The story categories outlined below are in chronological order. The oldest has a story dating back to 1830. The newest has stories about a kayak trip down the Neuse River to the Pamlico Sound in June 2016. But I’m not going to tell My Stories in chronological order. I’m going to skip around. I think it’ll be more fun that way.
I’ve written a thumbnail sketch of each category to give you some background and help you decide whether you want to take a look. Here they are:
Old, OLD Family Stories: This category contains family stories that happened before I was born. There’ll be stories here about my grandfather and great grandfather. They killed themselves. One of them died in such an interesting place that he became what newspapermen call a “reader.” On a Sunday. On page one. Can’t get better play than that.

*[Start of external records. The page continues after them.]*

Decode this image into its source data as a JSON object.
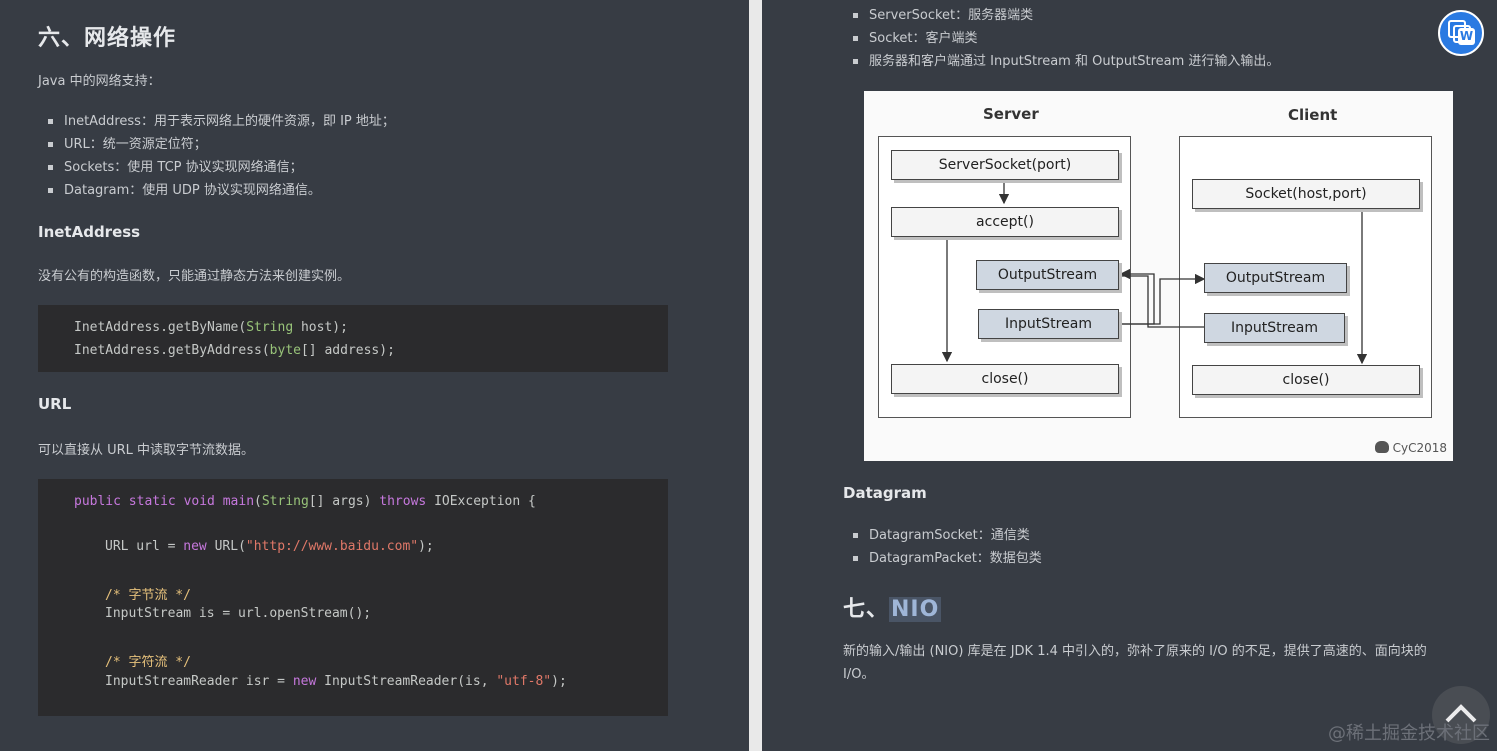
{
  "left": {
    "heading": "六、网络操作",
    "intro": "Java 中的网络支持：",
    "list": [
      "InetAddress：用于表示网络上的硬件资源，即 IP 地址；",
      "URL：统一资源定位符；",
      "Sockets：使用 TCP 协议实现网络通信；",
      "Datagram：使用 UDP 协议实现网络通信。"
    ],
    "inet_heading": "InetAddress",
    "inet_text": "没有公有的构造函数，只能通过静态方法来创建实例。",
    "inet_code": {
      "line1": {
        "a": "InetAddress.getByName(",
        "b": "String",
        "c": " host);"
      },
      "line2": {
        "a": "InetAddress.getByAddress(",
        "b": "byte",
        "c": "[] address);"
      }
    },
    "url_heading": "URL",
    "url_text": "可以直接从 URL 中读取字节流数据。",
    "url_code": {
      "l1": {
        "a": "public static void ",
        "b": "main",
        "c": "(",
        "d": "String",
        "e": "[] args) ",
        "f": "throws",
        "g": " IOException {"
      },
      "l2": {
        "a": "URL url = ",
        "b": "new",
        "c": " URL(",
        "d": "\"http://www.baidu.com\"",
        "e": ");"
      },
      "l3": "/* 字节流 */",
      "l4": "InputStream is = url.openStream();",
      "l5": "/* 字符流 */",
      "l6": {
        "a": "InputStreamReader isr = ",
        "b": "new",
        "c": " InputStreamReader(is, ",
        "d": "\"utf-8\"",
        "e": ");"
      }
    }
  },
  "right": {
    "list": [
      "ServerSocket：服务器端类",
      "Socket：客户端类",
      "服务器和客户端通过 InputStream 和 OutputStream 进行输入输出。"
    ],
    "diagram": {
      "server_title": "Server",
      "client_title": "Client",
      "server_socket": "ServerSocket(port)",
      "accept": "accept()",
      "server_output": "OutputStream",
      "server_input": "InputStream",
      "server_close": "close()",
      "client_socket": "Socket(host,port)",
      "client_output": "OutputStream",
      "client_input": "InputStream",
      "client_close": "close()",
      "credit": "CyC2018"
    },
    "datagram_heading": "Datagram",
    "datagram_list": [
      "DatagramSocket：通信类",
      "DatagramPacket：数据包类"
    ],
    "nio_heading_prefix": "七、",
    "nio_heading_link": "NIO",
    "nio_text_1": "新的输入/输出 (NIO) 库是在 JDK 1.4 中引入的，弥补了原来的 I/O 的不足，提供了高速的、面向块的",
    "nio_text_2": "I/O。"
  },
  "watermark": "@稀土掘金技术社区",
  "icons": {
    "word": "word-app-icon",
    "scroll": "chevron-up-icon"
  },
  "colors": {
    "page_bg": "#373c44",
    "code_bg": "#2b2b2d",
    "keyword": "#c678dd",
    "type": "#56b6c2",
    "string": "#e07868",
    "comment": "#e5c07b"
  }
}
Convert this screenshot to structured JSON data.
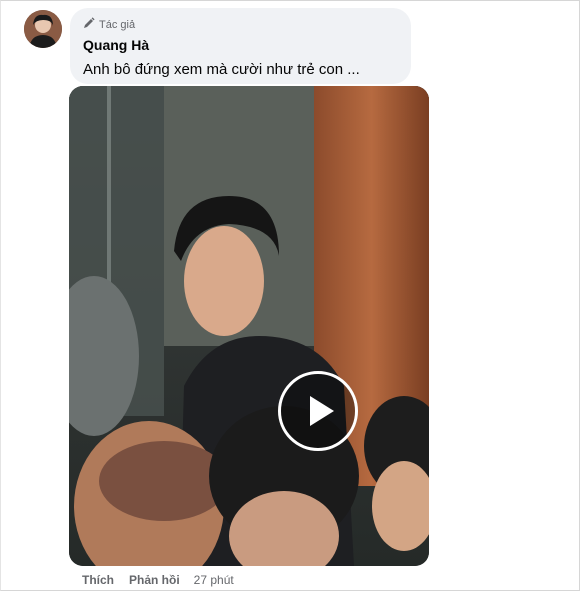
{
  "comment": {
    "badge_label": "Tác giả",
    "author_name": "Quang Hà",
    "text": "Anh bô đứng xem mà cười như trẻ con ...",
    "actions": {
      "like": "Thích",
      "reply": "Phản hồi",
      "time": "27 phút"
    }
  },
  "video": {
    "has_play_button": true
  },
  "icons": {
    "badge": "pencil-icon",
    "play": "play-icon"
  },
  "colors": {
    "bubble_bg": "#f0f2f5",
    "secondary_text": "#65676b",
    "primary_text": "#050505"
  }
}
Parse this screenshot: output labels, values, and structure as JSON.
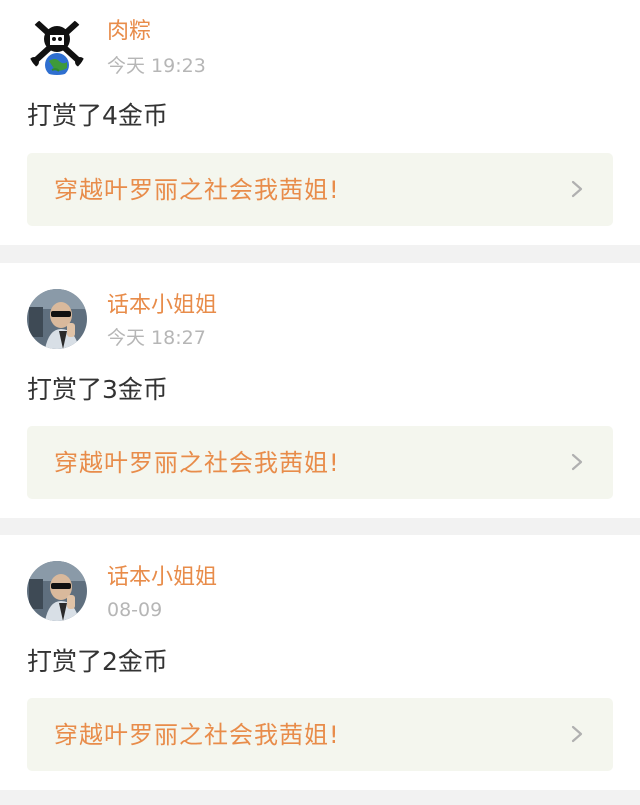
{
  "feed": [
    {
      "user": "肉粽",
      "time": "今天 19:23",
      "reward": "打赏了4金币",
      "book": "穿越叶罗丽之社会我茜姐!",
      "avatar": "skull-crossbones-globe"
    },
    {
      "user": "话本小姐姐",
      "time": "今天 18:27",
      "reward": "打赏了3金币",
      "book": "穿越叶罗丽之社会我茜姐!",
      "avatar": "person-with-sunglasses"
    },
    {
      "user": "话本小姐姐",
      "time": "08-09",
      "reward": "打赏了2金币",
      "book": "穿越叶罗丽之社会我茜姐!",
      "avatar": "person-with-sunglasses"
    }
  ],
  "colors": {
    "accent": "#e88c4a",
    "muted": "#b6b6b6",
    "link_bg": "#f4f6ee",
    "separator": "#f2f2f2"
  }
}
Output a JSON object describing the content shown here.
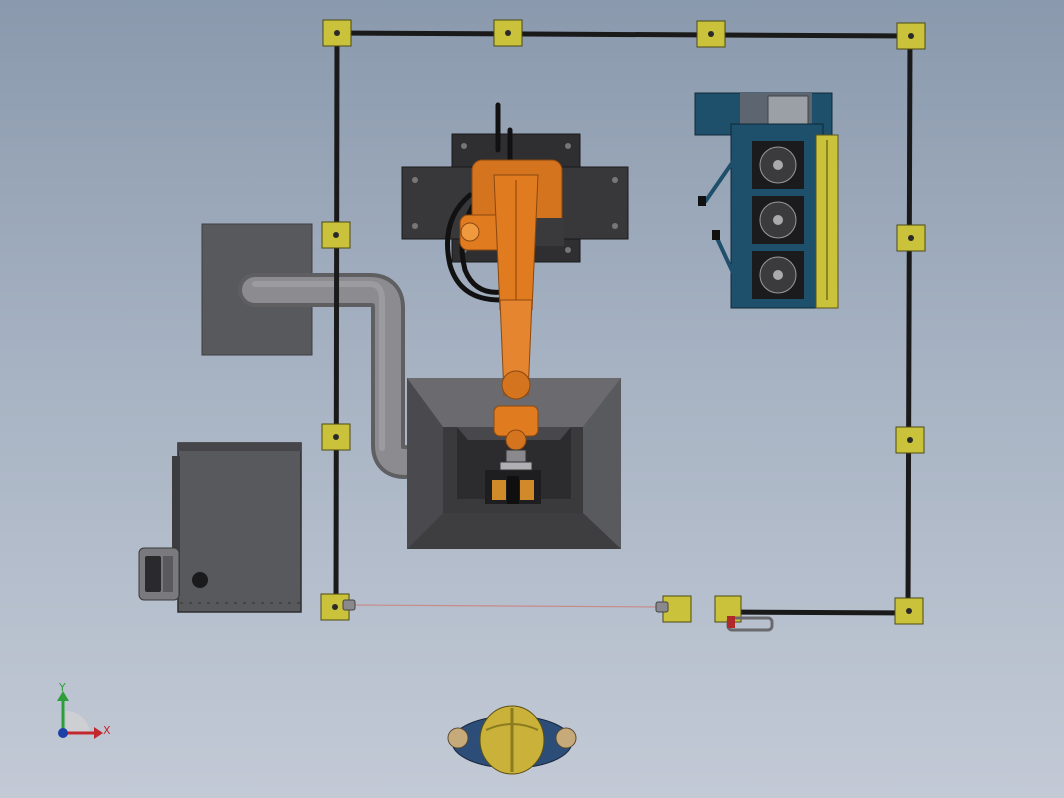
{
  "viewport": {
    "background_top": "#8a99ad",
    "background_bottom": "#c3cad6"
  },
  "triad": {
    "x_label": "X",
    "y_label": "Y",
    "x_color": "#c1272d",
    "y_color": "#2e9e3a",
    "z_color": "#1c3fa8"
  },
  "colors": {
    "fence_post": "#c9c23a",
    "fence_rail": "#1a1a1a",
    "robot": "#e07b20",
    "robot_base": "#2f2f31",
    "hood": "#5a5a5d",
    "duct": "#7f7f82",
    "station_panel": "#1e4f6b",
    "station_rail": "#c9c23a",
    "control_cabinet": "#58595c",
    "light_curtain": "#c98a8a",
    "operator_helmet": "#c9b13a",
    "operator_body": "#2c4d78"
  },
  "components": [
    "safety-fence",
    "industrial-robot",
    "welding-exhaust-hood",
    "exhaust-duct",
    "fume-extractor-unit",
    "control-cabinet",
    "workpiece-station",
    "light-curtain",
    "operator"
  ]
}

My Dad Was A Pistol: He quit school after the 7th grade and went to work. He was only five foot, seven and three quarters, but he took offense easily and he liked to fight. He married, well, I’m not real sure how many times he married although I’m working on it. He had seven or eight kids, not sure of that either. He was into a lot of stuff, farming, mining, manufacturing. He was broke a lot when I was growing up but in the last few years of his life he did something I never thought he’d do, and made a ton of money.
The Farm: When I was an infant my family moved from a house my Dad built on Hoke Street in Gadsden, Alabama, to a farm outside of town. After my first mother died, when I was five years old, Brother Dave and I pretty much ran wild. One of my favorites stories from that era is “Go Tell Daddy What You Did.”
Going Coal Broke: When Dad began losing his shirt mining coal he sold the farm and we moved back into Gadsden, to an apartment at 1611 Litchfield Avenue. I was nine when I got my first mouthful of poor. I didn’t like it very much.
Charlotte: A year and a half later Dad hit bottom financially and we moved to Charlotte, a move that saved my life. It also introduced me to a new set of characters, including neighbors who were former soldiers and Marines who had fought against the Germans and Japanese — and who told war stories.
Sea Stories: I joined the U.S. Navy Reserves when I was 17 and served 20 months aboard USS Los Angeles, a heavy cruiser. I called one Sea Story “Whose Side Am I On?” and another, “Typhoon!”
Victory Village: Donna Joy Hyland and I were married after I was released from active duty and finished my freshmen year at the University of North Carolina at Chapel Hill. We moved into “Victory Village,” university-owned “apartments” for married students living on that proverbial shoestring. It was a wonderful time in our lives except, of course, for the “Weekend from Hell.”
Bo, Jack, Mark, and Donna: Stories about my three sons and my wife. Donna and I have been a couple since 1959, when we were both 17. I hadn’t paid much attention to her until one day in plane geometry class she went to the front of the room to sharpen her pencil, wiggling as she turned the handle of the sharpener. I noticed.
Snowbird: Our family is scattered over 10 states but most of them have been to Snowbird, a remote hideaway, I guess you’d say, in the mountains of North Carolina. Snowbird has become the grist for many a story, like the time Brother Pop, who had been up there more than anyone, missed a turn coming up the mountain. No, no, this isn’t about the time he drove his pickup off the side of the mountain. That’s another story.
Did You Hear The One About? These are all the grown up stories that don’t go anywhere else, like “Walking to New Orleans.” Or the odd things I’ve seen at weddings. Or “How Not To Change A Tire.”
My Big Family Stories: There are not so many of these, not as many as I would like. But maybe, over time, we can fix that. We have a good start, including “Gone Missing.”
Newspapering: I went to work for The Charlotte News when I graduated from high school in 1960, before I went on active duty in the Navy. The News paid me $1 an hour [$8.13 in 2016 dollars], not bad considering I couldn’t type and considering that newspapering is not a real job. Over the course of my career I wrote thousands of stories. These stories are about some of those stories.
Thru-Hiker: I took up backpacking in 2009, when I was in my late 60s, hiking out west, in South Dakota [Michelson Trail], Arizona [Grand Canyon], Utah [an Escalante River canyon], and parts of the Appalachian Trail as far north as Pennsylvania. In 2015 I hiked all of the A.T., from Georgia to Maine – 14 states and 2,189.2 miles. I called this category “Thru-Hiker” but it includes all hiker stories. I look forward to telling you about “The Ring.”
Down the River: Paddling 225 miles or so down Neuse River from Raleigh to Oriental, N.C., on the coast, wasn’t all that much fun but it sure was interesting, and memorable. Especially the wee hours one morning when loud voices woke me up and I heard gunfire a few feet from my tent. This category also includes stories from three other rivers, the Toe, the Chattooga, and the Roanoke.
My Favorites: I know right many stories, several hundred. Some are OK, some are pretty good, and some, I think, are real good — My Favorites. My Favorite stories from all the categories will be gathered here.